Work item
Please set down all of the data below verbatim.

Given information

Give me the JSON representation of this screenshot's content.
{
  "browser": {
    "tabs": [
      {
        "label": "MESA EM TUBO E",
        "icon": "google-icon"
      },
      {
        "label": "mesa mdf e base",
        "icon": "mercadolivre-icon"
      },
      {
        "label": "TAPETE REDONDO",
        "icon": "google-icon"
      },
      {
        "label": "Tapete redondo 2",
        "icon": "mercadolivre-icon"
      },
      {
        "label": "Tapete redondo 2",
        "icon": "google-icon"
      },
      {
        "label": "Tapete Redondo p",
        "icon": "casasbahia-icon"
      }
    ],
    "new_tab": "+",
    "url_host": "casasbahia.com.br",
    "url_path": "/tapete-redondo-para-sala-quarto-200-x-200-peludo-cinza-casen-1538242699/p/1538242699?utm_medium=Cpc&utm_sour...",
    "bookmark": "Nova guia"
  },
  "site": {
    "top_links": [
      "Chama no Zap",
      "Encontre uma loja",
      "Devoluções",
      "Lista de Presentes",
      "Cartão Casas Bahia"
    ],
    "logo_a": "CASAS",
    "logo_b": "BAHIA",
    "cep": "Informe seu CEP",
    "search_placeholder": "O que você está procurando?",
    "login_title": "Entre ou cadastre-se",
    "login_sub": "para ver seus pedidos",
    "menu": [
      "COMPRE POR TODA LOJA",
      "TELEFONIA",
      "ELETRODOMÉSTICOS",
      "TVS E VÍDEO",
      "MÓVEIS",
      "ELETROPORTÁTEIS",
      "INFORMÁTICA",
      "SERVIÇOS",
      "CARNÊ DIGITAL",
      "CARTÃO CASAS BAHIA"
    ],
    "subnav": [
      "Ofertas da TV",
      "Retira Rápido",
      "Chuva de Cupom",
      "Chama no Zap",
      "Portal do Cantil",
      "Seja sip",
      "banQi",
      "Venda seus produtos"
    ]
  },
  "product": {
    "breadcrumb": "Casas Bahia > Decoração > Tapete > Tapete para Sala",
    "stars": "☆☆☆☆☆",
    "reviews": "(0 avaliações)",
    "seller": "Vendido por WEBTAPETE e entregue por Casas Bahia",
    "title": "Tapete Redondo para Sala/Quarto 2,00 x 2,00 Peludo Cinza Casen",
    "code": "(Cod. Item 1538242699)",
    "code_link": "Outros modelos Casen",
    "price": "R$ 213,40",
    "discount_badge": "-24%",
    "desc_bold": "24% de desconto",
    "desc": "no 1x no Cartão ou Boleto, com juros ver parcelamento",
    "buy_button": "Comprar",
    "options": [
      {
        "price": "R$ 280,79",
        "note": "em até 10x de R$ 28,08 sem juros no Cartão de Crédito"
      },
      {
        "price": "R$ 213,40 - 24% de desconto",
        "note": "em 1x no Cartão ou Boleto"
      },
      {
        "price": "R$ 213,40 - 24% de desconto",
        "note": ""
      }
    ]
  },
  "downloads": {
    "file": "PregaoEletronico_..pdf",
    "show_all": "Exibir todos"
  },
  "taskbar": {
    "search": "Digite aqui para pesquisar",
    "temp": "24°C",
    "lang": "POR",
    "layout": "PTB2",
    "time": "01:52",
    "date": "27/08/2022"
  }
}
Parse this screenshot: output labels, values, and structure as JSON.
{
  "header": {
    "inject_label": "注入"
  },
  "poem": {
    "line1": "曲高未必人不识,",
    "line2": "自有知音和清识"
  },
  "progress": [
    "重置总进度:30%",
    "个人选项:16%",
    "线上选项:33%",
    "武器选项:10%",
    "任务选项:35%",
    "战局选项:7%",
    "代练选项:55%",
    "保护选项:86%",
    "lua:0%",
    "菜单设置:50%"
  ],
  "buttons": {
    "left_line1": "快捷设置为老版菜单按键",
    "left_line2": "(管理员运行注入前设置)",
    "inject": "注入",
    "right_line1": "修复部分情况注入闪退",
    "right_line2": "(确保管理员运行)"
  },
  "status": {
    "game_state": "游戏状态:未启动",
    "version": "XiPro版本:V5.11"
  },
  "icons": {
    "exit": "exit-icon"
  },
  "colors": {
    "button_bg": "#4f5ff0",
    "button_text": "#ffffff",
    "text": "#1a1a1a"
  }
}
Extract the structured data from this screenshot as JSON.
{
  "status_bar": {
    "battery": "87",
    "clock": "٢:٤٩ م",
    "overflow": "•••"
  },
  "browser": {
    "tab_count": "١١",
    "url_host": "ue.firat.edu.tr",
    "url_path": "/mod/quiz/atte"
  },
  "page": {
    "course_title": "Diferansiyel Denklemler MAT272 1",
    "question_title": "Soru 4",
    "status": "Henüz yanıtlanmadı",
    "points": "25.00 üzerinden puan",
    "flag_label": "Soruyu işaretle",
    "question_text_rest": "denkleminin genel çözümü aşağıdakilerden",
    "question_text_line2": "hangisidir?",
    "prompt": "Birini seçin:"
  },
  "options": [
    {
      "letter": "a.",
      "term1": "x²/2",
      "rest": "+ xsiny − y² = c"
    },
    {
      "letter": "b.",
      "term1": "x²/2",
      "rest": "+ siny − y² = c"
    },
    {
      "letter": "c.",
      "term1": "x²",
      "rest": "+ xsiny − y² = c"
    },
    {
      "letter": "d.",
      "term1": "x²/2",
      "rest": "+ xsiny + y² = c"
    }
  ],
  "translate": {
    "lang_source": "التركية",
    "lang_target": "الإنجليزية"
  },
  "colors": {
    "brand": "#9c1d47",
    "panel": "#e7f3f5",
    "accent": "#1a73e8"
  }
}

Written answer
Give me the JSON representation of this screenshot's content.
{
  "browser": {
    "tabs": [
      {
        "label": "MESA EM TUBO E",
        "icon": "google-icon"
      },
      {
        "label": "mesa mdf e base",
        "icon": "mercadolivre-icon"
      },
      {
        "label": "TAPETE REDONDO",
        "icon": "google-icon"
      },
      {
        "label": "Tapete redondo 2",
        "icon": "mercadolivre-icon"
      },
      {
        "label": "Tapete redondo 2",
        "icon": "google-icon"
      },
      {
        "label": "Tapete Redondo p",
        "icon": "casasbahia-icon"
      }
    ],
    "new_tab": "+",
    "url_host": "casasbahia.com.br",
    "url_path": "/tapete-redondo-para-sala-quarto-200-x-200-peludo-cinza-casen-1538242699/p/1538242699?utm_medium=Cpc&utm_sour...",
    "bookmark": "Nova guia"
  },
  "site": {
    "top_links": [
      "Chama no Zap",
      "Encontre uma loja",
      "Devoluções",
      "Lista de Presentes",
      "Cartão Casas Bahia"
    ],
    "logo_a": "CASAS",
    "logo_b": "BAHIA",
    "cep": "Informe seu CEP",
    "search_placeholder": "O que você está procurando?",
    "login_title": "Entre ou cadastre-se",
    "login_sub": "para ver seus pedidos",
    "menu": [
      "COMPRE POR TODA LOJA",
      "TELEFONIA",
      "ELETRODOMÉSTICOS",
      "TVS E VÍDEO",
      "MÓVEIS",
      "ELETROPORTÁTEIS",
      "INFORMÁTICA",
      "SERVIÇOS",
      "CARNÊ DIGITAL",
      "CARTÃO CASAS BAHIA"
    ],
    "subnav": [
      "Ofertas da TV",
      "Retira Rápido",
      "Chuva de Cupom",
      "Chama no Zap",
      "Portal do Cantil",
      "Seja sip",
      "banQi",
      "Venda seus produtos"
    ]
  },
  "product": {
    "breadcrumb": "Casas Bahia > Decoração > Tapete > Tapete para Sala",
    "stars": "☆☆☆☆☆",
    "reviews": "(0 avaliações)",
    "seller": "Vendido por WEBTAPETE e entregue por Casas Bahia",
    "title": "Tapete Redondo para Sala/Quarto 2,00 x 2,00 Peludo Cinza Casen",
    "code": "(Cod. Item 1538242699)",
    "code_link": "Outros modelos Casen",
    "price": "R$ 213,40",
    "discount_badge": "-24%",
    "desc_bold": "24% de desconto",
    "desc": "no 1x no Cartão ou Boleto, com juros ver parcelamento",
    "buy_button": "Comprar",
    "options": [
      {
        "price": "R$ 280,79",
        "note": "em até 10x de R$ 28,08 sem juros no Cartão de Crédito"
      },
      {
        "price": "R$ 213,40 - 24% de desconto",
        "note": "em 1x no Cartão ou Boleto"
      },
      {
        "price": "R$ 213,40 - 24% de desconto",
        "note": ""
      }
    ]
  },
  "downloads": {
    "file": "PregaoEletronico_..pdf",
    "show_all": "Exibir todos"
  },
  "taskbar": {
    "search": "Digite aqui para pesquisar",
    "temp": "24°C",
    "lang": "POR",
    "layout": "PTB2",
    "time": "01:52",
    "date": "27/08/2022"
  }
}
Parse this screenshot: output labels, values, and structure as JSON.
{
  "header": {
    "inject_label": "注入"
  },
  "poem": {
    "line1": "曲高未必人不识,",
    "line2": "自有知音和清识"
  },
  "progress": [
    "重置总进度:30%",
    "个人选项:16%",
    "线上选项:33%",
    "武器选项:10%",
    "任务选项:35%",
    "战局选项:7%",
    "代练选项:55%",
    "保护选项:86%",
    "lua:0%",
    "菜单设置:50%"
  ],
  "buttons": {
    "left_line1": "快捷设置为老版菜单按键",
    "left_line2": "(管理员运行注入前设置)",
    "inject": "注入",
    "right_line1": "修复部分情况注入闪退",
    "right_line2": "(确保管理员运行)"
  },
  "status": {
    "game_state": "游戏状态:未启动",
    "version": "XiPro版本:V5.11"
  },
  "icons": {
    "exit": "exit-icon"
  },
  "colors": {
    "button_bg": "#4f5ff0",
    "button_text": "#ffffff",
    "text": "#1a1a1a"
  }
}
Extract the structured data from this screenshot as JSON.
{
  "status_bar": {
    "battery": "87",
    "clock": "٢:٤٩ م",
    "overflow": "•••"
  },
  "browser": {
    "tab_count": "١١",
    "url_host": "ue.firat.edu.tr",
    "url_path": "/mod/quiz/atte"
  },
  "page": {
    "course_title": "Diferansiyel Denklemler MAT272 1",
    "question_title": "Soru 4",
    "status": "Henüz yanıtlanmadı",
    "points": "25.00 üzerinden puan",
    "flag_label": "Soruyu işaretle",
    "question_text_rest": "denkleminin genel çözümü aşağıdakilerden",
    "question_text_line2": "hangisidir?",
    "prompt": "Birini seçin:"
  },
  "options": [
    {
      "letter": "a.",
      "term1": "x²/2",
      "rest": "+ xsiny − y² = c"
    },
    {
      "letter": "b.",
      "term1": "x²/2",
      "rest": "+ siny − y² = c"
    },
    {
      "letter": "c.",
      "term1": "x²",
      "rest": "+ xsiny − y² = c"
    },
    {
      "letter": "d.",
      "term1": "x²/2",
      "rest": "+ xsiny + y² = c"
    }
  ],
  "translate": {
    "lang_source": "التركية",
    "lang_target": "الإنجليزية"
  },
  "colors": {
    "brand": "#9c1d47",
    "panel": "#e7f3f5",
    "accent": "#1a73e8"
  }
}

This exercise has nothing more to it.